■ **Dataset records**:
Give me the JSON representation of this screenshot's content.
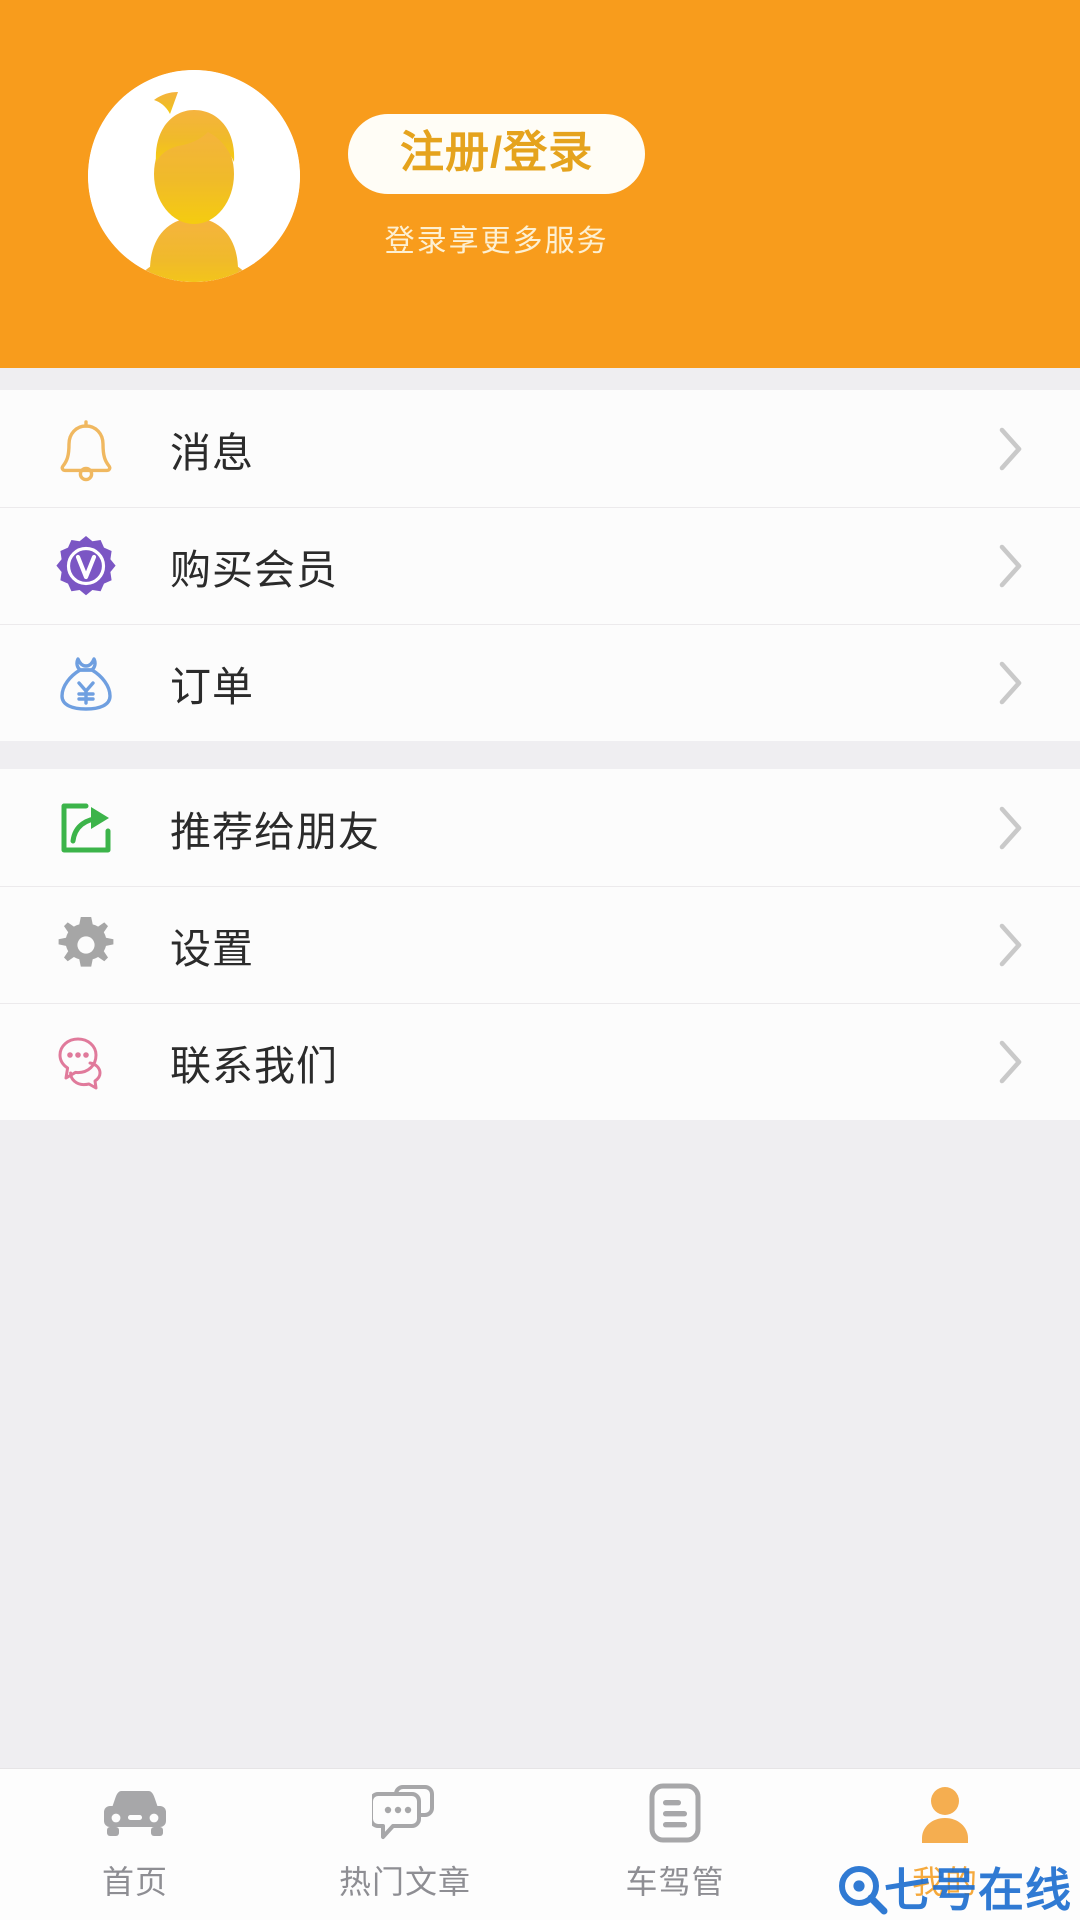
{
  "header": {
    "avatar_icon": "default-user-avatar",
    "login_button": "注册/登录",
    "subtitle": "登录享更多服务",
    "bg_color": "#f89c1c",
    "button_text_color": "#e5a31d"
  },
  "menu_groups": [
    {
      "items": [
        {
          "icon": "bell-icon",
          "label": "消息",
          "icon_color": "#f0b860",
          "chevron": "›"
        },
        {
          "icon": "vip-badge-icon",
          "label": "购买会员",
          "icon_color": "#7b56c4",
          "chevron": "›"
        },
        {
          "icon": "money-bag-icon",
          "label": "订单",
          "icon_color": "#6f9fe0",
          "chevron": "›"
        }
      ]
    },
    {
      "items": [
        {
          "icon": "share-icon",
          "label": "推荐给朋友",
          "icon_color": "#3cb44a",
          "chevron": "›"
        },
        {
          "icon": "gear-icon",
          "label": "设置",
          "icon_color": "#a6a6a6",
          "chevron": "›"
        },
        {
          "icon": "chat-bubbles-icon",
          "label": "联系我们",
          "icon_color": "#e07a9b",
          "chevron": "›"
        }
      ]
    }
  ],
  "tabbar": {
    "active_color": "#f5a93c",
    "inactive_color": "#8e8e93",
    "tabs": [
      {
        "icon": "car-icon",
        "label": "首页",
        "active": false
      },
      {
        "icon": "comment-icon",
        "label": "热门文章",
        "active": false
      },
      {
        "icon": "document-icon",
        "label": "车驾管",
        "active": false
      },
      {
        "icon": "person-icon",
        "label": "我的",
        "active": true
      }
    ]
  },
  "watermark": {
    "logo_icon": "magnifier-logo-icon",
    "text": "七号在线",
    "color": "#1f6fd0"
  }
}
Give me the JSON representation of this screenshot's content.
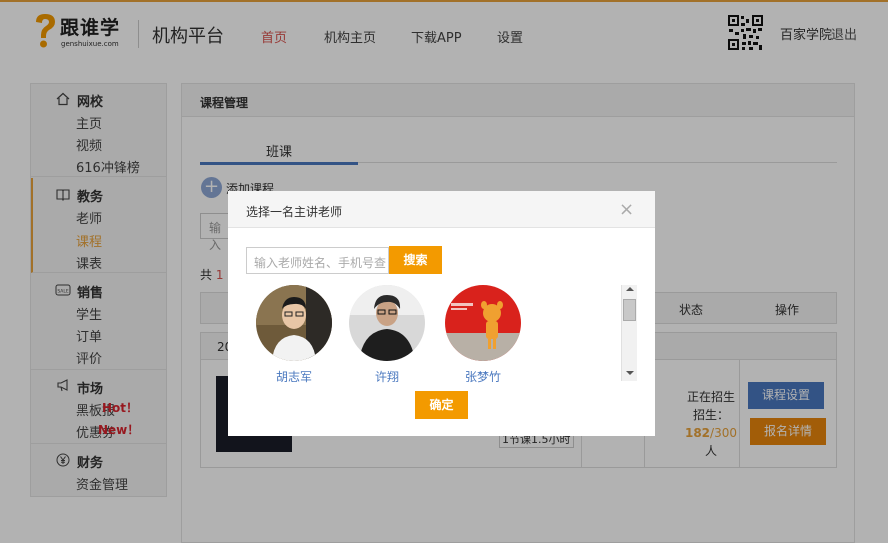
{
  "header": {
    "logo_text": "跟谁学",
    "logo_sub": "genshuixue.com",
    "platform_title": "机构平台",
    "nav": [
      {
        "label": "首页"
      },
      {
        "label": "机构主页"
      },
      {
        "label": "下载APP"
      },
      {
        "label": "设置"
      }
    ],
    "school_name": "百家学院",
    "logout": "退出"
  },
  "sidebar": {
    "groups": [
      {
        "title": "网校",
        "icon": "home-icon",
        "items": [
          "主页",
          "视频",
          "616冲锋榜"
        ]
      },
      {
        "title": "教务",
        "icon": "book-icon",
        "items": [
          "老师",
          "课程",
          "课表"
        ]
      },
      {
        "title": "销售",
        "icon": "sale-tag-icon",
        "items": [
          "学生",
          "订单",
          "评价"
        ]
      },
      {
        "title": "市场",
        "icon": "megaphone-icon",
        "items": [
          "黑板报",
          "优惠券"
        ]
      },
      {
        "title": "财务",
        "icon": "yen-icon",
        "items": [
          "资金管理"
        ]
      }
    ],
    "badges": {
      "hot": "Hot！",
      "new": "New！"
    }
  },
  "main": {
    "title": "课程管理",
    "tab": "班课",
    "add_course": "添加课程",
    "search_placeholder": "输入",
    "total_prefix": "共",
    "total_count": "1",
    "columns": {
      "status": "状态",
      "action": "操作"
    },
    "row": {
      "head": "20",
      "meta": "1节课1.5小时",
      "status": "正在招生",
      "enroll_label": "招生：",
      "enrolled": "182",
      "capacity": "300",
      "unit": "人",
      "btn_settings": "课程设置",
      "btn_details": "报名详情"
    }
  },
  "modal": {
    "title": "选择一名主讲老师",
    "search_placeholder": "输入老师姓名、手机号查",
    "search_button": "搜索",
    "teachers": [
      {
        "name": "胡志军"
      },
      {
        "name": "许翔"
      },
      {
        "name": "张梦竹"
      }
    ],
    "confirm": "确定"
  },
  "colors": {
    "accent": "#f39a00",
    "link_blue": "#4a78bf",
    "active_red": "#d9534f",
    "sidebar_highlight": "#e8a23c"
  }
}
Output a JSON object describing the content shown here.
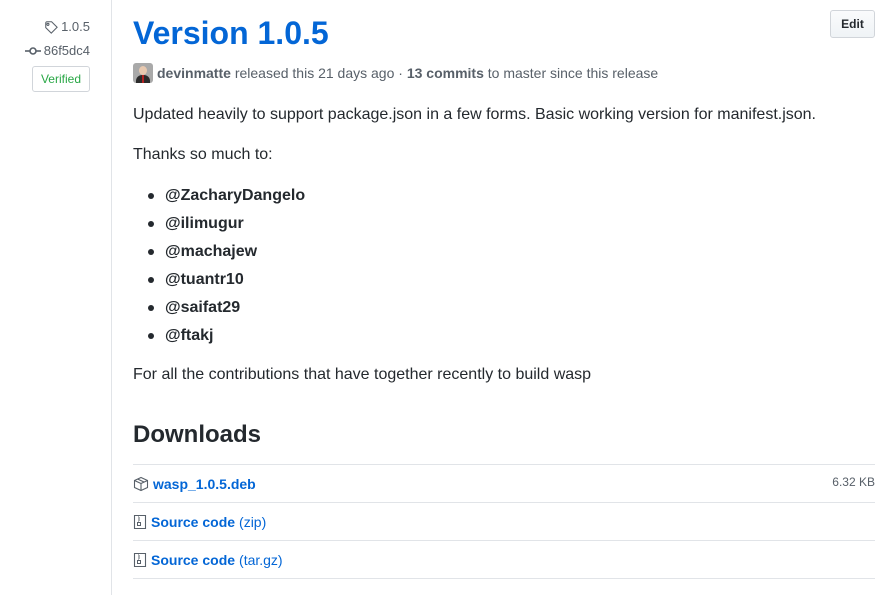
{
  "meta": {
    "tag": "1.0.5",
    "commit": "86f5dc4",
    "verified": "Verified"
  },
  "release": {
    "title": "Version 1.0.5",
    "edit_label": "Edit",
    "author": "devinmatte",
    "released_text": "released this 21 days ago",
    "separator": "·",
    "commits_count": "13 commits",
    "commits_suffix": "to master since this release"
  },
  "body": {
    "paragraph1": "Updated heavily to support package.json in a few forms. Basic working version for manifest.json.",
    "paragraph2": "Thanks so much to:",
    "contributors": [
      "@ZacharyDangelo",
      "@ilimugur",
      "@machajew",
      "@tuantr10",
      "@saifat29",
      "@ftakj"
    ],
    "paragraph3": "For all the contributions that have together recently to build wasp"
  },
  "downloads": {
    "heading": "Downloads",
    "items": [
      {
        "name": "wasp_1.0.5.deb",
        "suffix": "",
        "size": "6.32 KB",
        "icon": "package-icon"
      },
      {
        "name": "Source code",
        "suffix": "(zip)",
        "size": "",
        "icon": "file-zip-icon"
      },
      {
        "name": "Source code",
        "suffix": "(tar.gz)",
        "size": "",
        "icon": "file-zip-icon"
      }
    ]
  },
  "colors": {
    "link": "#0366d6",
    "verified": "#28a745",
    "muted": "#586069",
    "border": "#e1e4e8"
  }
}
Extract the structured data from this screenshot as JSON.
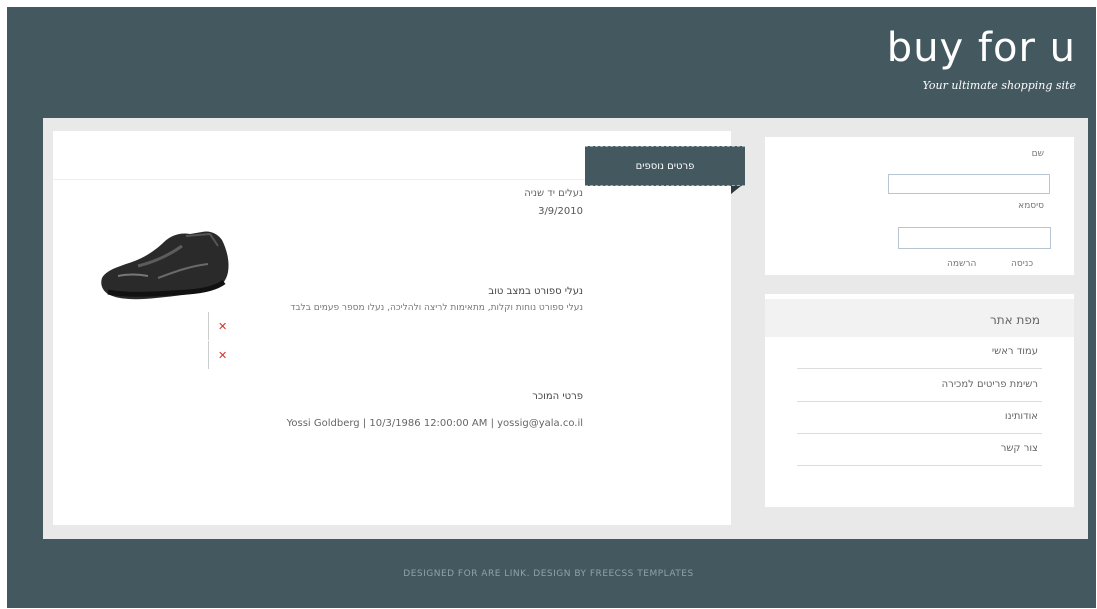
{
  "header": {
    "site_title": "buy for u",
    "tagline": "Your ultimate shopping site"
  },
  "post": {
    "ribbon_label": "פרטים נוספים",
    "title": "נעלים יד שניה",
    "date": "3/9/2010",
    "item_heading": "נעלי ספורט במצב טוב",
    "item_description": "נעלי ספורט נוחות וקלות, מתאימות לריצה ולהליכה, נעלו מספר פעמים בלבד",
    "seller_heading": "פרטי המוכר",
    "seller_details": "Yossi Goldberg | 10/3/1986 12:00:00 AM | yossig@yala.co.il"
  },
  "login": {
    "username_label": "שם",
    "username_value": "",
    "password_label": "סיסמא",
    "password_value": "",
    "login_label": "כניסה",
    "register_label": "הרשמה"
  },
  "nav": {
    "title": "מפת אתר",
    "items": [
      {
        "label": "עמוד ראשי"
      },
      {
        "label": "רשימת פריטים למכירה"
      },
      {
        "label": "אודותינו"
      },
      {
        "label": "צור קשר"
      }
    ]
  },
  "footer": {
    "text": "DESIGNED FOR ARE LINK. DESIGN BY FREECSS TEMPLATES"
  },
  "colors": {
    "frame": "#44585f",
    "container": "#e9e9e9",
    "broken_icon": "#d9312b"
  }
}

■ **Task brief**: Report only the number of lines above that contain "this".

■ **Expected output**: 5